Twenty-eight progressive organizations endorsed the agenda — including Our Revolution, a group spun out of Sanders’ 2016 presidential campaign.

Joseph Geevarghese, the organization’s executive director, told NOTUS that the CPC was strategic in realizing that Medicare for All would not move under the Biden administration or with the broader Democratic caucus.

“There’s just a realistic acknowledgment that [Medicare for All] is not going to happen next year or the year after,” he said. But, the agenda “sends Biden a message.”

“[The CPC has] influenced the content of Biden’s signature accomplishments like the American Rescue Plan and the Inflation Reduction Act. They fought like hell for Build Back Better even when moderate Democrats backed away. It was a CPC, you know, pushing the president’s platform,” said Geevarghese, “And so I think what they’ve articulated is, ‘Here are the pragmatic next steps to move forward that a majority of the caucus [are] behind.’”

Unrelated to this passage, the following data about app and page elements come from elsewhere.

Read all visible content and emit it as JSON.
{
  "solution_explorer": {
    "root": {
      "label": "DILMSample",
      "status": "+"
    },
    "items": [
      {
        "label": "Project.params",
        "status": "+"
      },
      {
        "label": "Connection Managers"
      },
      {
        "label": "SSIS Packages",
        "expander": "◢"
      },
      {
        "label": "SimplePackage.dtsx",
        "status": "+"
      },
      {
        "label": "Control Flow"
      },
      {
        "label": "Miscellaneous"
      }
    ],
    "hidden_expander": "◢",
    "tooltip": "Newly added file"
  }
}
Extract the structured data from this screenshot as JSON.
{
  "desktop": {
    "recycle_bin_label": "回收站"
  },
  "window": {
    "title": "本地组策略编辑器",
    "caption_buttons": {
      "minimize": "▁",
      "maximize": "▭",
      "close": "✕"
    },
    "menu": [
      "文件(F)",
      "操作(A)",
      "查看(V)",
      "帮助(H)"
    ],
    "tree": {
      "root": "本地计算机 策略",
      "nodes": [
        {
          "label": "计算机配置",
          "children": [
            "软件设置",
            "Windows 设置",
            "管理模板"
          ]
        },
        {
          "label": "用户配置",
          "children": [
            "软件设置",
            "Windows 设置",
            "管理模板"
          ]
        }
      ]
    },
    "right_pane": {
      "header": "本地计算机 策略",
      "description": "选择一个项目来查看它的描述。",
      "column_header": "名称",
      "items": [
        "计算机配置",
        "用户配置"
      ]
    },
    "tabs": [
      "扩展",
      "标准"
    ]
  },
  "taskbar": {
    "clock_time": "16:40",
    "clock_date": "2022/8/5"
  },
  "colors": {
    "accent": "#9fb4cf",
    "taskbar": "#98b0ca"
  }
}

Tinashe Chingarande is a NOTUS reporter and an Allbritton Journalism Institute fellow. Oriana González, a reporter at NOTUS, contributed to this report.